(App and web page records)
# # # # #

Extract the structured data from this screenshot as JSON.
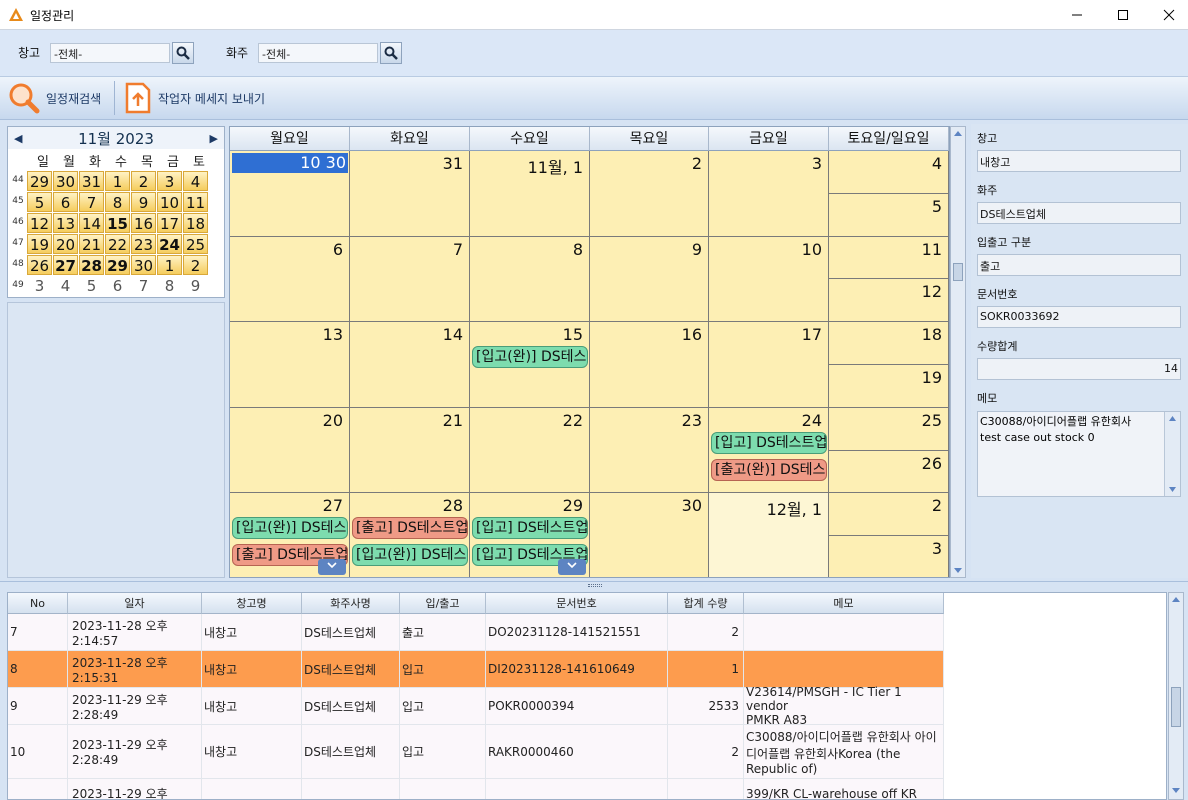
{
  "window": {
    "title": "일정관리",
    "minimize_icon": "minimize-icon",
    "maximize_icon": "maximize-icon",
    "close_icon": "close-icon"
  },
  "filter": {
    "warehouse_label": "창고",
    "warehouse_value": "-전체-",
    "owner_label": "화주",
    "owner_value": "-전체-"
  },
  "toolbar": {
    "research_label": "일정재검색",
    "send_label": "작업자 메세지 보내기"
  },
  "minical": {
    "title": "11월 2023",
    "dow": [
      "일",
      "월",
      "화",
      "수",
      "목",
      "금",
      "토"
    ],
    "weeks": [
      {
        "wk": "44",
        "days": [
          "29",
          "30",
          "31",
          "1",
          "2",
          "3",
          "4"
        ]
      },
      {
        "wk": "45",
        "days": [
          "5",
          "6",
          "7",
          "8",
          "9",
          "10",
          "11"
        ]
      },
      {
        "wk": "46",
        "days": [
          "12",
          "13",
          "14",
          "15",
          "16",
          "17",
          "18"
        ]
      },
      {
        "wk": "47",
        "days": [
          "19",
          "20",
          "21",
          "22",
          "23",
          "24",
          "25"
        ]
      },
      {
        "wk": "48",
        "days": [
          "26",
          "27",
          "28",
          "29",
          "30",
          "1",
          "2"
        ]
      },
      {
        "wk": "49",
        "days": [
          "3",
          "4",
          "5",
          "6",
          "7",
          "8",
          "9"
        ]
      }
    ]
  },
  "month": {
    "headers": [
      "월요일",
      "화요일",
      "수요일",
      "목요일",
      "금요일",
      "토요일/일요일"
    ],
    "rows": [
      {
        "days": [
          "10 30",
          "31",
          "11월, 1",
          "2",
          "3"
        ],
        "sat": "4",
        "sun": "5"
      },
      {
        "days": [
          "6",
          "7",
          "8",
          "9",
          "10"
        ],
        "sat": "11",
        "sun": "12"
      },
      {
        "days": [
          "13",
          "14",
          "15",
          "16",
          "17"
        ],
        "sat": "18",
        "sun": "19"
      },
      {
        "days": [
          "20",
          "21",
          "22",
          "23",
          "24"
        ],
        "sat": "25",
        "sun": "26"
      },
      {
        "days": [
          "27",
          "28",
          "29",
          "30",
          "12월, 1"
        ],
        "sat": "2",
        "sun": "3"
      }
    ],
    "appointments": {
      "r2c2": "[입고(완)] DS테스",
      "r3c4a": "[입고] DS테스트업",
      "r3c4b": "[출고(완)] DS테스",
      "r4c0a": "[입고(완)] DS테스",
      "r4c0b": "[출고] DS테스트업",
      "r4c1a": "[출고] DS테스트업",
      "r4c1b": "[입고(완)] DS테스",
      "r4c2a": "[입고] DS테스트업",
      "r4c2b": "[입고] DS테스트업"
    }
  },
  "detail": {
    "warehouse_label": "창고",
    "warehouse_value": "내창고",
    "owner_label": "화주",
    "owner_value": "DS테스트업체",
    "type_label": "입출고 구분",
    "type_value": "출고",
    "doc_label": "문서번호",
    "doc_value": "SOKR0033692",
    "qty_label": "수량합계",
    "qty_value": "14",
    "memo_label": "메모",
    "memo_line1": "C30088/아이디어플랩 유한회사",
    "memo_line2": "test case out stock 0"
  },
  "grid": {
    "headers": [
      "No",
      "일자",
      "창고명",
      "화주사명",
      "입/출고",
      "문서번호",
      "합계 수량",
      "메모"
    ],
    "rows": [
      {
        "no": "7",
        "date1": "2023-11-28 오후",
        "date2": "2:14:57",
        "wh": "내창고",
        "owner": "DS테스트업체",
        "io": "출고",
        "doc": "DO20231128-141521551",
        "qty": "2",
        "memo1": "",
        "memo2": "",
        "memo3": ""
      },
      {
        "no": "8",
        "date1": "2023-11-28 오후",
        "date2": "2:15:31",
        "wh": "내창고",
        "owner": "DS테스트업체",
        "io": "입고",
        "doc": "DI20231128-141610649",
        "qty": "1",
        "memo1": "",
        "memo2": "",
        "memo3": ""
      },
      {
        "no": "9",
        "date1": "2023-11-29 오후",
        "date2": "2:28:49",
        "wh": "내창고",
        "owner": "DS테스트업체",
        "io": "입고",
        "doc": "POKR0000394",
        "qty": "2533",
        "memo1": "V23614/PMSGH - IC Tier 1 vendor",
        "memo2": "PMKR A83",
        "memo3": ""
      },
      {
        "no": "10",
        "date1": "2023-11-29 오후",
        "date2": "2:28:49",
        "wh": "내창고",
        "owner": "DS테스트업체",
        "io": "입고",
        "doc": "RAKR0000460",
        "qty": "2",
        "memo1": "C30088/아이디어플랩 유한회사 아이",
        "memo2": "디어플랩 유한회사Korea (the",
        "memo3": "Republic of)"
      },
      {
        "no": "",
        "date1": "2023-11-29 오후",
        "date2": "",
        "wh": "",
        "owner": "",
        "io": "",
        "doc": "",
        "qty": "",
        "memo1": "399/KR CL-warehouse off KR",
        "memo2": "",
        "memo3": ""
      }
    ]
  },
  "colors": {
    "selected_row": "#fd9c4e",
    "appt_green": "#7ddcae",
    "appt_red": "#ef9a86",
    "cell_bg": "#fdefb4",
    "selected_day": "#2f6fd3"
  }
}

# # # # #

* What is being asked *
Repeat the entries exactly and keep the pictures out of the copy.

* Reply *
Extract the structured data from this screenshot as JSON.
{
  "window": {
    "title": "일정관리",
    "minimize_icon": "minimize-icon",
    "maximize_icon": "maximize-icon",
    "close_icon": "close-icon"
  },
  "filter": {
    "warehouse_label": "창고",
    "warehouse_value": "-전체-",
    "owner_label": "화주",
    "owner_value": "-전체-"
  },
  "toolbar": {
    "research_label": "일정재검색",
    "send_label": "작업자 메세지 보내기"
  },
  "minical": {
    "title": "11월 2023",
    "dow": [
      "일",
      "월",
      "화",
      "수",
      "목",
      "금",
      "토"
    ],
    "weeks": [
      {
        "wk": "44",
        "days": [
          "29",
          "30",
          "31",
          "1",
          "2",
          "3",
          "4"
        ]
      },
      {
        "wk": "45",
        "days": [
          "5",
          "6",
          "7",
          "8",
          "9",
          "10",
          "11"
        ]
      },
      {
        "wk": "46",
        "days": [
          "12",
          "13",
          "14",
          "15",
          "16",
          "17",
          "18"
        ]
      },
      {
        "wk": "47",
        "days": [
          "19",
          "20",
          "21",
          "22",
          "23",
          "24",
          "25"
        ]
      },
      {
        "wk": "48",
        "days": [
          "26",
          "27",
          "28",
          "29",
          "30",
          "1",
          "2"
        ]
      },
      {
        "wk": "49",
        "days": [
          "3",
          "4",
          "5",
          "6",
          "7",
          "8",
          "9"
        ]
      }
    ]
  },
  "month": {
    "headers": [
      "월요일",
      "화요일",
      "수요일",
      "목요일",
      "금요일",
      "토요일/일요일"
    ],
    "rows": [
      {
        "days": [
          "10 30",
          "31",
          "11월, 1",
          "2",
          "3"
        ],
        "sat": "4",
        "sun": "5"
      },
      {
        "days": [
          "6",
          "7",
          "8",
          "9",
          "10"
        ],
        "sat": "11",
        "sun": "12"
      },
      {
        "days": [
          "13",
          "14",
          "15",
          "16",
          "17"
        ],
        "sat": "18",
        "sun": "19"
      },
      {
        "days": [
          "20",
          "21",
          "22",
          "23",
          "24"
        ],
        "sat": "25",
        "sun": "26"
      },
      {
        "days": [
          "27",
          "28",
          "29",
          "30",
          "12월, 1"
        ],
        "sat": "2",
        "sun": "3"
      }
    ],
    "appointments": {
      "r2c2": "[입고(완)] DS테스",
      "r3c4a": "[입고] DS테스트업",
      "r3c4b": "[출고(완)] DS테스",
      "r4c0a": "[입고(완)] DS테스",
      "r4c0b": "[출고] DS테스트업",
      "r4c1a": "[출고] DS테스트업",
      "r4c1b": "[입고(완)] DS테스",
      "r4c2a": "[입고] DS테스트업",
      "r4c2b": "[입고] DS테스트업"
    }
  },
  "detail": {
    "warehouse_label": "창고",
    "warehouse_value": "내창고",
    "owner_label": "화주",
    "owner_value": "DS테스트업체",
    "type_label": "입출고 구분",
    "type_value": "출고",
    "doc_label": "문서번호",
    "doc_value": "SOKR0033692",
    "qty_label": "수량합계",
    "qty_value": "14",
    "memo_label": "메모",
    "memo_line1": "C30088/아이디어플랩 유한회사",
    "memo_line2": "test case out stock 0"
  },
  "grid": {
    "headers": [
      "No",
      "일자",
      "창고명",
      "화주사명",
      "입/출고",
      "문서번호",
      "합계 수량",
      "메모"
    ],
    "rows": [
      {
        "no": "7",
        "date1": "2023-11-28 오후",
        "date2": "2:14:57",
        "wh": "내창고",
        "owner": "DS테스트업체",
        "io": "출고",
        "doc": "DO20231128-141521551",
        "qty": "2",
        "memo1": "",
        "memo2": "",
        "memo3": ""
      },
      {
        "no": "8",
        "date1": "2023-11-28 오후",
        "date2": "2:15:31",
        "wh": "내창고",
        "owner": "DS테스트업체",
        "io": "입고",
        "doc": "DI20231128-141610649",
        "qty": "1",
        "memo1": "",
        "memo2": "",
        "memo3": ""
      },
      {
        "no": "9",
        "date1": "2023-11-29 오후",
        "date2": "2:28:49",
        "wh": "내창고",
        "owner": "DS테스트업체",
        "io": "입고",
        "doc": "POKR0000394",
        "qty": "2533",
        "memo1": "V23614/PMSGH - IC Tier 1 vendor",
        "memo2": "PMKR A83",
        "memo3": ""
      },
      {
        "no": "10",
        "date1": "2023-11-29 오후",
        "date2": "2:28:49",
        "wh": "내창고",
        "owner": "DS테스트업체",
        "io": "입고",
        "doc": "RAKR0000460",
        "qty": "2",
        "memo1": "C30088/아이디어플랩 유한회사 아이",
        "memo2": "디어플랩 유한회사Korea (the",
        "memo3": "Republic of)"
      },
      {
        "no": "",
        "date1": "2023-11-29 오후",
        "date2": "",
        "wh": "",
        "owner": "",
        "io": "",
        "doc": "",
        "qty": "",
        "memo1": "399/KR CL-warehouse off KR",
        "memo2": "",
        "memo3": ""
      }
    ]
  },
  "colors": {
    "selected_row": "#fd9c4e",
    "appt_green": "#7ddcae",
    "appt_red": "#ef9a86",
    "cell_bg": "#fdefb4",
    "selected_day": "#2f6fd3"
  }
}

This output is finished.